Season the pork shank all over with salt, pepper and your choice of seasonings, such as minced garlic cloves or chopped fresh herbs like rosemary.
Heat olive oil in a Dutch oven or a large, oven-safe pot, using approximately 4 tablespoons of oil for one 1 1/2- to 2-pound pork shank. Add the pork shank and brown it on all sides for approximately 15 minutes, using tongs to turn the meat.
Push the pork shank to the side of the pot and add chopped onions and chunked vegetables such as onions, carrots or celery, if desired. Saute the vegetables briefly. Arrange the vegetables evenly around the pork shank.
Pour in approximately 2 cups of liquid for a 1 1/2- to 2-pound pork shank, choosing from wine, broth, beer, water or a combination. Put the pot's lid in place, or cover the pot securely with aluminum foil.
Place the covered pot into an oven that has been heated to 325 degrees Fahrenheit. Allow the pork shank and vegetables to cook for approximately three hours, using the tongs to turn the shank over halfway through the cooking time.
Remove the pot from the oven when the meat is tender and a meat thermometer inserted into the thickest part of the shank registers at least 145 degrees Fahrenheit.
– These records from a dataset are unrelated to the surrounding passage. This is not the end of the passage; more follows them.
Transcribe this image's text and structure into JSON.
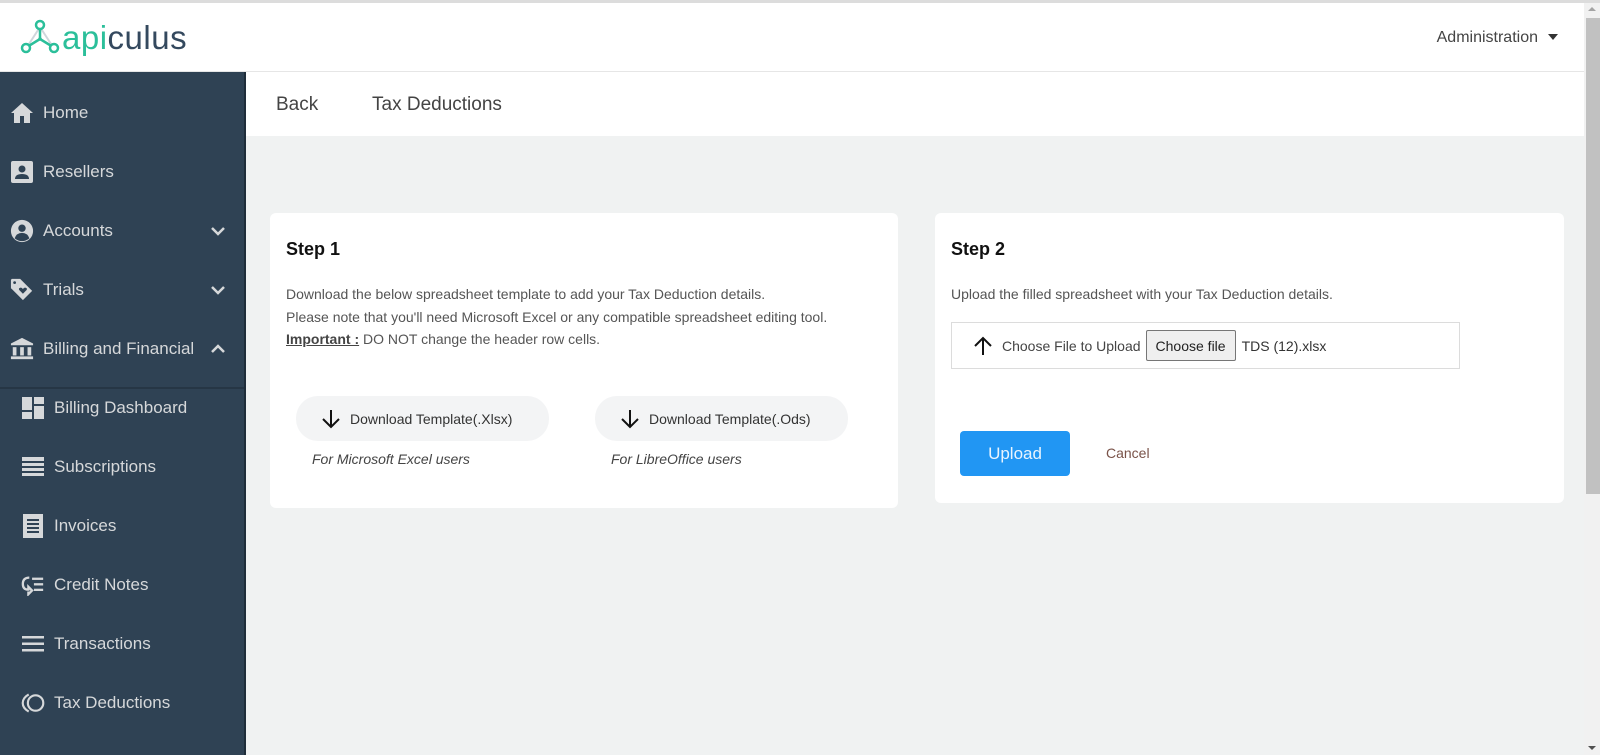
{
  "header": {
    "logo_prefix": "api",
    "logo_suffix": "culus",
    "user_menu_label": "Administration"
  },
  "sidebar": {
    "items": [
      {
        "label": "Home",
        "icon": "home-icon"
      },
      {
        "label": "Resellers",
        "icon": "contact-card-icon"
      },
      {
        "label": "Accounts",
        "icon": "account-circle-icon",
        "expandable": true,
        "expanded": false
      },
      {
        "label": "Trials",
        "icon": "tag-heart-icon",
        "expandable": true,
        "expanded": false
      },
      {
        "label": "Billing and Financial",
        "icon": "bank-icon",
        "expandable": true,
        "expanded": true
      },
      {
        "label": "Billing Dashboard",
        "icon": "dashboard-icon"
      },
      {
        "label": "Subscriptions",
        "icon": "list-icon"
      },
      {
        "label": "Invoices",
        "icon": "receipt-icon"
      },
      {
        "label": "Credit Notes",
        "icon": "credit-note-icon"
      },
      {
        "label": "Transactions",
        "icon": "menu-lines-icon"
      },
      {
        "label": "Tax Deductions",
        "icon": "tax-circle-icon"
      }
    ]
  },
  "subheader": {
    "back_label": "Back",
    "title": "Tax Deductions"
  },
  "step1": {
    "title": "Step 1",
    "line1": "Download the below spreadsheet template to add your Tax Deduction details.",
    "line2": "Please note that you'll need Microsoft Excel or any compatible spreadsheet editing tool.",
    "important_label": "Important :",
    "important_text": " DO NOT change the header row cells.",
    "download_xlsx_label": "Download Template(.Xlsx)",
    "download_xlsx_note": "For Microsoft Excel users",
    "download_ods_label": "Download Template(.Ods)",
    "download_ods_note": "For LibreOffice users"
  },
  "step2": {
    "title": "Step 2",
    "description": "Upload the filled spreadsheet with your Tax Deduction details.",
    "file_label": "Choose File to Upload",
    "choose_button_label": "Choose file",
    "selected_file": "TDS (12).xlsx",
    "upload_label": "Upload",
    "cancel_label": "Cancel"
  },
  "colors": {
    "sidebar_bg": "#2f4254",
    "brand_teal": "#2bbf9a",
    "primary_button": "#2196f3",
    "cancel_text": "#7a5349"
  }
}
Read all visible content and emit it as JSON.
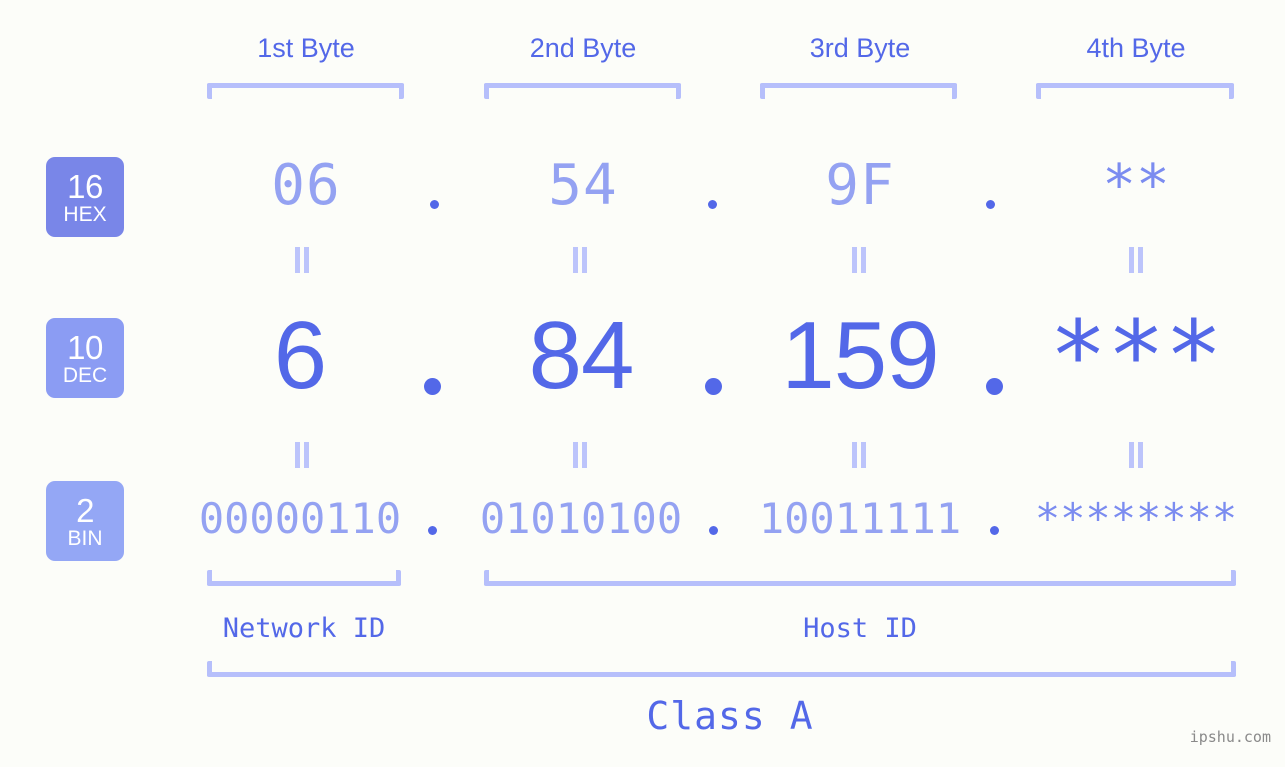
{
  "background_color": "#fcfdf9",
  "accent_color": "#5368e8",
  "accent_light_color": "#94a2f2",
  "bracket_color": "#b6bffb",
  "headers": [
    {
      "label": "1st Byte"
    },
    {
      "label": "2nd Byte"
    },
    {
      "label": "3rd Byte"
    },
    {
      "label": "4th Byte"
    }
  ],
  "bases": [
    {
      "number": "16",
      "name": "HEX",
      "color": "#7986e8"
    },
    {
      "number": "10",
      "name": "DEC",
      "color": "#8b9cf3"
    },
    {
      "number": "2",
      "name": "BIN",
      "color": "#94a7f5"
    }
  ],
  "rows": {
    "hex": {
      "values": [
        "06",
        "54",
        "9F",
        "**"
      ]
    },
    "dec": {
      "values": [
        "6",
        "84",
        "159",
        "***"
      ]
    },
    "bin": {
      "values": [
        "00000110",
        "01010100",
        "10011111",
        "********"
      ]
    }
  },
  "separator": ".",
  "equals_symbol": "=",
  "sections": {
    "network_id": "Network ID",
    "host_id": "Host ID",
    "class": "Class A"
  },
  "watermark": "ipshu.com"
}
Discard the bone and serve the meat and vegetables with whole-wheat pasta, polenta or brown rice.